The dormitory is a long and narrow space evidently dimensioned according to its capacity to fit a bed on each side separated by a central hallway. Several deep openings are placed on both walls of the room to give a chance to the light to penetrate and reveal the ocher color of the stones. Two of them has different proportions, more rectangle and narrower. Five steps precede them and create a threshold giving access to the roof going around the cloister. From there one has an overview of the buildings and can observe the subtle complexity that governs the relation they have between themselves. More than one architect must have been inspired by such a scenery.
I come back in the dormitory to go down the stair connecting it to the cloister gallery. I end up facing the lavabo which is built in the cloister, out from the straight gallery going around it. Entering the chapter house and looking towards the cloister, through the gallery, is probably the most thrilling experience that one can have there. Here the complexity of the space is endless. Transparency and depth are created between the different rooms, depending on what the openings between them make visible. The shade density also varies revealing detail on some columns or hiding the joints between the stones. One can also hear the water dropping in the basin which sometimes get covered by the echo of a child screaming somewhere in the gallery. The greenery of the cloister gives somehow a picturesque touched to this full mineral atmosphere.
I abandon myself to that scenery for minutes to get the chance to grasp its entire complexity.
I finally have to head back to the entrance since the abbey is soon closing. I go through a passage towards the monk’s garden surrounded by oak trees. Here the place must have been in the shade for some time since it feels cooler. I walk up to the cemetery and I quickly look at the detail as I pass next to the back of the church. The same sobriety, the same robustness denotes the authenticity of that Cistercian monastery. The aisle of trees with the long white stones under it appears on my right as I finish to contemplate to back of the abbey’s choir. Later I learned that it was the contribution of Luigi Snozzi, “le mur oublié” (the forgotten wall) once invited as the resident architect for “Les Leçon du Thoronet”.

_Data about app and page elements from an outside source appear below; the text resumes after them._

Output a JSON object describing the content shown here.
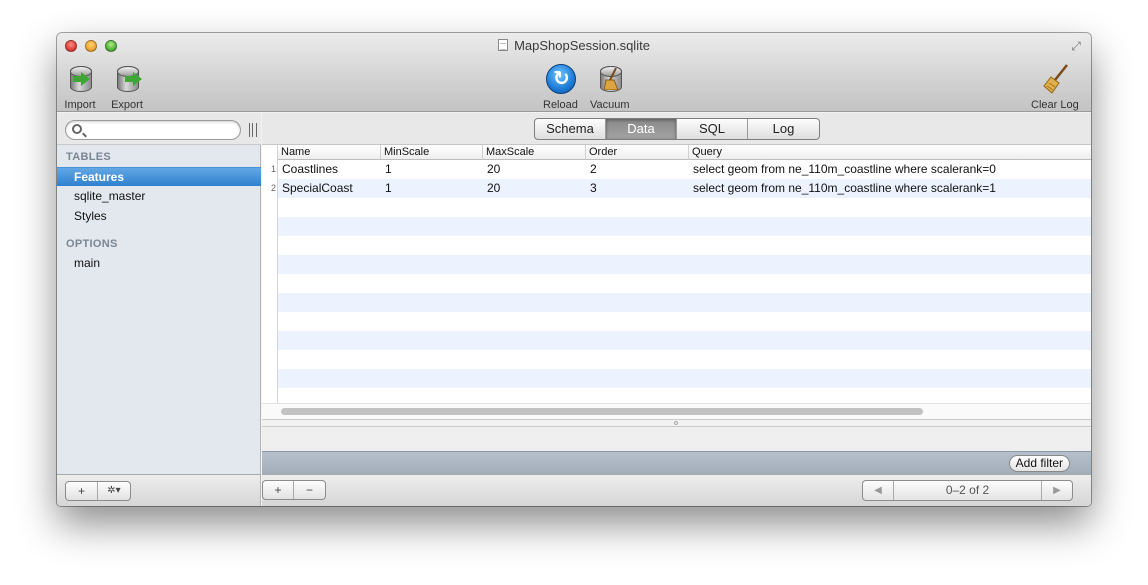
{
  "window": {
    "title": "MapShopSession.sqlite"
  },
  "toolbar": {
    "import_label": "Import",
    "export_label": "Export",
    "reload_label": "Reload",
    "vacuum_label": "Vacuum",
    "clear_log_label": "Clear Log"
  },
  "sidebar": {
    "search_placeholder": "",
    "tables_heading": "TABLES",
    "tables": [
      {
        "label": "Features",
        "selected": true
      },
      {
        "label": "sqlite_master",
        "selected": false
      },
      {
        "label": "Styles",
        "selected": false
      }
    ],
    "options_heading": "OPTIONS",
    "options": [
      {
        "label": "main"
      }
    ],
    "add_symbol": "+",
    "gear_symbol": "✲▾"
  },
  "tabs": [
    {
      "label": "Schema",
      "active": false
    },
    {
      "label": "Data",
      "active": true
    },
    {
      "label": "SQL",
      "active": false
    },
    {
      "label": "Log",
      "active": false
    }
  ],
  "grid": {
    "columns": [
      "Name",
      "MinScale",
      "MaxScale",
      "Order",
      "Query"
    ],
    "rows": [
      {
        "num": "1",
        "cells": [
          "Coastlines",
          "1",
          "20",
          "2",
          "select geom from ne_110m_coastline where scalerank=0"
        ]
      },
      {
        "num": "2",
        "cells": [
          "SpecialCoast",
          "1",
          "20",
          "3",
          "select geom from ne_110m_coastline where scalerank=1"
        ]
      }
    ]
  },
  "filter": {
    "add_filter_label": "Add filter"
  },
  "bottom": {
    "add_symbol": "+",
    "remove_symbol": "−",
    "prev_symbol": "◀",
    "next_symbol": "▶",
    "page_status": "0–2 of 2"
  },
  "colors": {
    "selection": "#3a87d4",
    "stripe": "#edf3fe",
    "filter_bar": "#aab4c1"
  },
  "icons": {
    "import": "database-import-icon",
    "export": "database-export-icon",
    "reload": "reload-icon",
    "vacuum": "vacuum-icon",
    "clear_log": "broom-icon"
  }
}
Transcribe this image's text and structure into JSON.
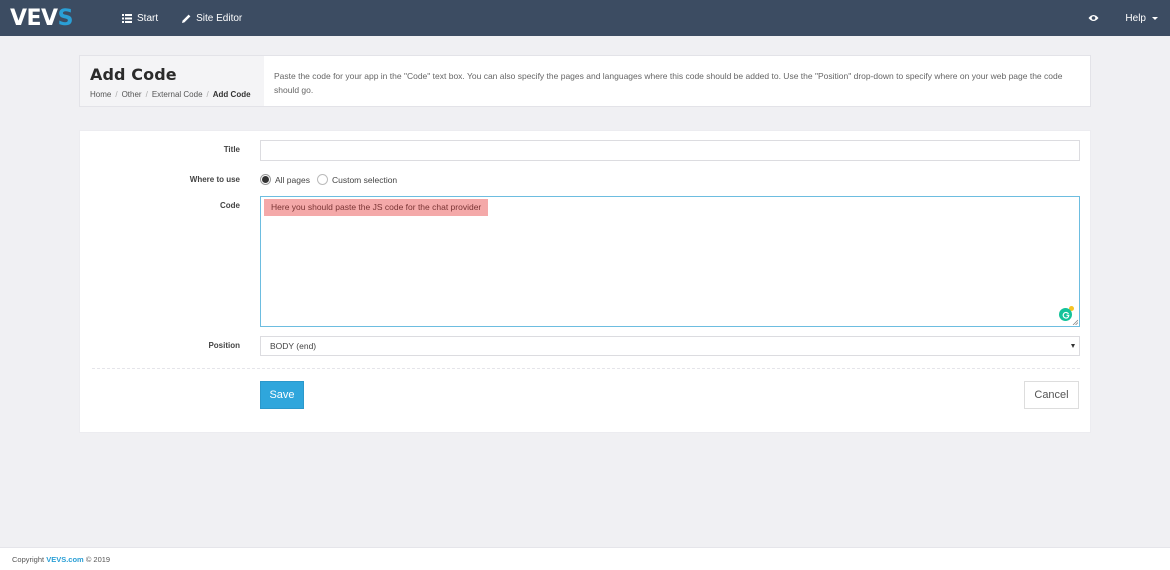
{
  "topbar": {
    "logo_main": "VEV",
    "logo_accent": "S",
    "start_label": "Start",
    "site_editor_label": "Site Editor",
    "help_label": "Help"
  },
  "header": {
    "title": "Add Code",
    "breadcrumb": [
      "Home",
      "Other",
      "External Code",
      "Add Code"
    ],
    "description": "Paste the code for your app in the \"Code\" text box. You can also specify the pages and languages where this code should be added to. Use the \"Position\" drop-down to specify where on your web page the code should go."
  },
  "form": {
    "title_label": "Title",
    "title_value": "",
    "where_label": "Where to use",
    "where_options": [
      "All pages",
      "Custom selection"
    ],
    "where_selected": "All pages",
    "code_label": "Code",
    "code_value": "Here you should paste the JS code for the chat provider",
    "position_label": "Position",
    "position_value": "BODY (end)",
    "save_label": "Save",
    "cancel_label": "Cancel"
  },
  "footer": {
    "prefix": "Copyright",
    "brand": "VEVS.com",
    "suffix": "© 2019"
  },
  "colors": {
    "topbar": "#3c4c62",
    "accent": "#2fa6dc",
    "code_highlight": "#f4a9a9"
  },
  "icons": [
    "list-icon",
    "pencil-icon",
    "eye-icon",
    "grammarly-icon"
  ]
}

I arrive back from where I started my tour, in front of the church abbey. I stand there looking at the abbey as if I was praying, trying to see every detail of it. I would need days, weeks, maybe months but I only have few minutes of intimacy left with the architecture once only reserved to a small community driven by their faith in God.